[Data to examine]
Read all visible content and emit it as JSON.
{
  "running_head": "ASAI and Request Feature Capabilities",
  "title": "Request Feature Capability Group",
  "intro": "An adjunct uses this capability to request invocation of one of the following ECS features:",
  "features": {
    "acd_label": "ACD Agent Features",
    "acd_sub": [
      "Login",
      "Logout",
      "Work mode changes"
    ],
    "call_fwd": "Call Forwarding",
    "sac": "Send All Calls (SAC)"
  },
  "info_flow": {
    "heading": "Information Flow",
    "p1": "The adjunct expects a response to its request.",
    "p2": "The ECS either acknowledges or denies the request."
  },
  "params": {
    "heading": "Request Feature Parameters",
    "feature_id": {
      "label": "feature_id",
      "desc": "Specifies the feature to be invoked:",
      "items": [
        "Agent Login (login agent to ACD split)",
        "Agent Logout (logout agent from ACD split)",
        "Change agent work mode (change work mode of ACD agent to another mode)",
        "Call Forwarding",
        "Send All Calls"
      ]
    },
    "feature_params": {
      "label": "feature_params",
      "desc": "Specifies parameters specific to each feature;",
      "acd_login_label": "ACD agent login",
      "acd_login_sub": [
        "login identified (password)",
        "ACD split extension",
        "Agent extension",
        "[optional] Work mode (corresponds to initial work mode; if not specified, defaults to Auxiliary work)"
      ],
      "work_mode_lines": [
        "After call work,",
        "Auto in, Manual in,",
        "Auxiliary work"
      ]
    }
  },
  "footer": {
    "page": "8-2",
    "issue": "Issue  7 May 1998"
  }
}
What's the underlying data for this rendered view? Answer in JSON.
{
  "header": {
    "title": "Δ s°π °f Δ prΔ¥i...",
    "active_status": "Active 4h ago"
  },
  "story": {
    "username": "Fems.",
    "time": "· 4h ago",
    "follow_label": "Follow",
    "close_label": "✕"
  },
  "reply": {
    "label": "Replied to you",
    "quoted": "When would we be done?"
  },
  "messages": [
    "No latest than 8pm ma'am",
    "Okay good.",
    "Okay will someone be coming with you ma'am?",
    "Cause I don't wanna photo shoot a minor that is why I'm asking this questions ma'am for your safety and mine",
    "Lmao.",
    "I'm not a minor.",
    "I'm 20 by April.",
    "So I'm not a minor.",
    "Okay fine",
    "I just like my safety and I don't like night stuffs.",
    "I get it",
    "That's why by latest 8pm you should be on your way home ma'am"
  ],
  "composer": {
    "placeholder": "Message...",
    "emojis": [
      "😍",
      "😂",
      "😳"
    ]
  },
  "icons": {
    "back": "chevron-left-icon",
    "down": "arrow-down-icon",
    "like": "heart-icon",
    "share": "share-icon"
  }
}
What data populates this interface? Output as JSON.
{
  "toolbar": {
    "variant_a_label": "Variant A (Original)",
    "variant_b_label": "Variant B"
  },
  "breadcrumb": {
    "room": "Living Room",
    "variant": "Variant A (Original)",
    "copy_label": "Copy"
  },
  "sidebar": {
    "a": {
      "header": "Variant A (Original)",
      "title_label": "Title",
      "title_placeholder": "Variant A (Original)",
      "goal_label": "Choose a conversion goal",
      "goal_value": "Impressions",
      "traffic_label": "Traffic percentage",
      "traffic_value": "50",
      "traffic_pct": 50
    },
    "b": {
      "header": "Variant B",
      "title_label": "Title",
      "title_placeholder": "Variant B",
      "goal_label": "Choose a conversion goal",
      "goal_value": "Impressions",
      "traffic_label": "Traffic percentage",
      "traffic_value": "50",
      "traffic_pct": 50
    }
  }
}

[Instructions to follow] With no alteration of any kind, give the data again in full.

[Written reply]
Read all visible content and emit it as JSON.
{
  "running_head": "ASAI and Request Feature Capabilities",
  "title": "Request Feature Capability Group",
  "intro": "An adjunct uses this capability to request invocation of one of the following ECS features:",
  "features": {
    "acd_label": "ACD Agent Features",
    "acd_sub": [
      "Login",
      "Logout",
      "Work mode changes"
    ],
    "call_fwd": "Call Forwarding",
    "sac": "Send All Calls (SAC)"
  },
  "info_flow": {
    "heading": "Information Flow",
    "p1": "The adjunct expects a response to its request.",
    "p2": "The ECS either acknowledges or denies the request."
  },
  "params": {
    "heading": "Request Feature Parameters",
    "feature_id": {
      "label": "feature_id",
      "desc": "Specifies the feature to be invoked:",
      "items": [
        "Agent Login (login agent to ACD split)",
        "Agent Logout (logout agent from ACD split)",
        "Change agent work mode (change work mode of ACD agent to another mode)",
        "Call Forwarding",
        "Send All Calls"
      ]
    },
    "feature_params": {
      "label": "feature_params",
      "desc": "Specifies parameters specific to each feature;",
      "acd_login_label": "ACD agent login",
      "acd_login_sub": [
        "login identified (password)",
        "ACD split extension",
        "Agent extension",
        "[optional] Work mode (corresponds to initial work mode; if not specified, defaults to Auxiliary work)"
      ],
      "work_mode_lines": [
        "After call work,",
        "Auto in, Manual in,",
        "Auxiliary work"
      ]
    }
  },
  "footer": {
    "page": "8-2",
    "issue": "Issue  7 May 1998"
  }
}
What's the underlying data for this rendered view? Answer in JSON.
{
  "header": {
    "title": "Δ s°π °f Δ prΔ¥i...",
    "active_status": "Active 4h ago"
  },
  "story": {
    "username": "Fems.",
    "time": "· 4h ago",
    "follow_label": "Follow",
    "close_label": "✕"
  },
  "reply": {
    "label": "Replied to you",
    "quoted": "When would we be done?"
  },
  "messages": [
    "No latest than 8pm ma'am",
    "Okay good.",
    "Okay will someone be coming with you ma'am?",
    "Cause I don't wanna photo shoot a minor that is why I'm asking this questions ma'am for your safety and mine",
    "Lmao.",
    "I'm not a minor.",
    "I'm 20 by April.",
    "So I'm not a minor.",
    "Okay fine",
    "I just like my safety and I don't like night stuffs.",
    "I get it",
    "That's why by latest 8pm you should be on your way home ma'am"
  ],
  "composer": {
    "placeholder": "Message...",
    "emojis": [
      "😍",
      "😂",
      "😳"
    ]
  },
  "icons": {
    "back": "chevron-left-icon",
    "down": "arrow-down-icon",
    "like": "heart-icon",
    "share": "share-icon"
  }
}
What data populates this interface? Output as JSON.
{
  "toolbar": {
    "variant_a_label": "Variant A (Original)",
    "variant_b_label": "Variant B"
  },
  "breadcrumb": {
    "room": "Living Room",
    "variant": "Variant A (Original)",
    "copy_label": "Copy"
  },
  "sidebar": {
    "a": {
      "header": "Variant A (Original)",
      "title_label": "Title",
      "title_placeholder": "Variant A (Original)",
      "goal_label": "Choose a conversion goal",
      "goal_value": "Impressions",
      "traffic_label": "Traffic percentage",
      "traffic_value": "50",
      "traffic_pct": 50
    },
    "b": {
      "header": "Variant B",
      "title_label": "Title",
      "title_placeholder": "Variant B",
      "goal_label": "Choose a conversion goal",
      "goal_value": "Impressions",
      "traffic_label": "Traffic percentage",
      "traffic_value": "50",
      "traffic_pct": 50
    }
  }
}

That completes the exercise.